• _About this task_: Print the listing in full, with no character changed.

• _Record excerpts_:
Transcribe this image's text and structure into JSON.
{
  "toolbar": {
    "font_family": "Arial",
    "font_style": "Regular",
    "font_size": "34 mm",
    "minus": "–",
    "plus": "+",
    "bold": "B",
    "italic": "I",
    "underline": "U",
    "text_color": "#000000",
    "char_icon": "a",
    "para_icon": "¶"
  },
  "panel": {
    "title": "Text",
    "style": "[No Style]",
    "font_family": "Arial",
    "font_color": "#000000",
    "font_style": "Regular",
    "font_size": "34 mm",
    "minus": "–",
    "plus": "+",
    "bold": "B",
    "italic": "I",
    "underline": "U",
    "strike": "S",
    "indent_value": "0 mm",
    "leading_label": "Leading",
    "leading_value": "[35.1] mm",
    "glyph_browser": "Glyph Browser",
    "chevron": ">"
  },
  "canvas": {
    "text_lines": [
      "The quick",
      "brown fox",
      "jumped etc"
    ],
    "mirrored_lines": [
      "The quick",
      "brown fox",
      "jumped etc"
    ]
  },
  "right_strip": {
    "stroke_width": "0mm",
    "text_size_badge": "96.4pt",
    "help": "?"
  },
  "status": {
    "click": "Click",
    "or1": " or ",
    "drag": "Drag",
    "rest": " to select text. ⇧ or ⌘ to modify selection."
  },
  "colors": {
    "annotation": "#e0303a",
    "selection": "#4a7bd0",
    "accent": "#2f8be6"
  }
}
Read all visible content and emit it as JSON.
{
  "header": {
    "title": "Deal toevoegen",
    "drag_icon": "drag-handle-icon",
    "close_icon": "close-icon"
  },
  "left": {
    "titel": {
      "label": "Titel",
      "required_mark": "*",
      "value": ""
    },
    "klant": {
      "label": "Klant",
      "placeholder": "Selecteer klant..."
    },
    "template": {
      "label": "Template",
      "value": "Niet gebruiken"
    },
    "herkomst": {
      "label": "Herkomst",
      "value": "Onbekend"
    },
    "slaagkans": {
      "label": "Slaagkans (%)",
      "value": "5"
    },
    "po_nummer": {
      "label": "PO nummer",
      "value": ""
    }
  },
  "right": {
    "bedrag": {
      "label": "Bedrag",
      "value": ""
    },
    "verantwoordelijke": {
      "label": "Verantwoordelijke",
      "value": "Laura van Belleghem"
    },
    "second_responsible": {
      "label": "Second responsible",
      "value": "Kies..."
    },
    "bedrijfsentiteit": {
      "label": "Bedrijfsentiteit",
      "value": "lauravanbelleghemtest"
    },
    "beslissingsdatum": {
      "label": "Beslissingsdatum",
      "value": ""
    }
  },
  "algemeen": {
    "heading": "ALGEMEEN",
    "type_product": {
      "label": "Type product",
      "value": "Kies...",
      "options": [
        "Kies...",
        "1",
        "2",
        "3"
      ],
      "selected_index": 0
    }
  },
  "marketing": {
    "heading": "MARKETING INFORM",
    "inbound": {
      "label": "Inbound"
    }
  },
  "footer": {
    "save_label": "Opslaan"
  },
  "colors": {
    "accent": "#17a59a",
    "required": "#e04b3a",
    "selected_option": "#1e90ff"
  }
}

• _Task response_:
Transcribe this image's text and structure into JSON.
{
  "toolbar": {
    "font_family": "Arial",
    "font_style": "Regular",
    "font_size": "34 mm",
    "minus": "–",
    "plus": "+",
    "bold": "B",
    "italic": "I",
    "underline": "U",
    "text_color": "#000000",
    "char_icon": "a",
    "para_icon": "¶"
  },
  "panel": {
    "title": "Text",
    "style": "[No Style]",
    "font_family": "Arial",
    "font_color": "#000000",
    "font_style": "Regular",
    "font_size": "34 mm",
    "minus": "–",
    "plus": "+",
    "bold": "B",
    "italic": "I",
    "underline": "U",
    "strike": "S",
    "indent_value": "0 mm",
    "leading_label": "Leading",
    "leading_value": "[35.1] mm",
    "glyph_browser": "Glyph Browser",
    "chevron": ">"
  },
  "canvas": {
    "text_lines": [
      "The quick",
      "brown fox",
      "jumped etc"
    ],
    "mirrored_lines": [
      "The quick",
      "brown fox",
      "jumped etc"
    ]
  },
  "right_strip": {
    "stroke_width": "0mm",
    "text_size_badge": "96.4pt",
    "help": "?"
  },
  "status": {
    "click": "Click",
    "or1": " or ",
    "drag": "Drag",
    "rest": " to select text. ⇧ or ⌘ to modify selection."
  },
  "colors": {
    "annotation": "#e0303a",
    "selection": "#4a7bd0",
    "accent": "#2f8be6"
  }
}
Read all visible content and emit it as JSON.
{
  "header": {
    "title": "Deal toevoegen",
    "drag_icon": "drag-handle-icon",
    "close_icon": "close-icon"
  },
  "left": {
    "titel": {
      "label": "Titel",
      "required_mark": "*",
      "value": ""
    },
    "klant": {
      "label": "Klant",
      "placeholder": "Selecteer klant..."
    },
    "template": {
      "label": "Template",
      "value": "Niet gebruiken"
    },
    "herkomst": {
      "label": "Herkomst",
      "value": "Onbekend"
    },
    "slaagkans": {
      "label": "Slaagkans (%)",
      "value": "5"
    },
    "po_nummer": {
      "label": "PO nummer",
      "value": ""
    }
  },
  "right": {
    "bedrag": {
      "label": "Bedrag",
      "value": ""
    },
    "verantwoordelijke": {
      "label": "Verantwoordelijke",
      "value": "Laura van Belleghem"
    },
    "second_responsible": {
      "label": "Second responsible",
      "value": "Kies..."
    },
    "bedrijfsentiteit": {
      "label": "Bedrijfsentiteit",
      "value": "lauravanbelleghemtest"
    },
    "beslissingsdatum": {
      "label": "Beslissingsdatum",
      "value": ""
    }
  },
  "algemeen": {
    "heading": "ALGEMEEN",
    "type_product": {
      "label": "Type product",
      "value": "Kies...",
      "options": [
        "Kies...",
        "1",
        "2",
        "3"
      ],
      "selected_index": 0
    }
  },
  "marketing": {
    "heading": "MARKETING INFORM",
    "inbound": {
      "label": "Inbound"
    }
  },
  "footer": {
    "save_label": "Opslaan"
  },
  "colors": {
    "accent": "#17a59a",
    "required": "#e04b3a",
    "selected_option": "#1e90ff"
  }
}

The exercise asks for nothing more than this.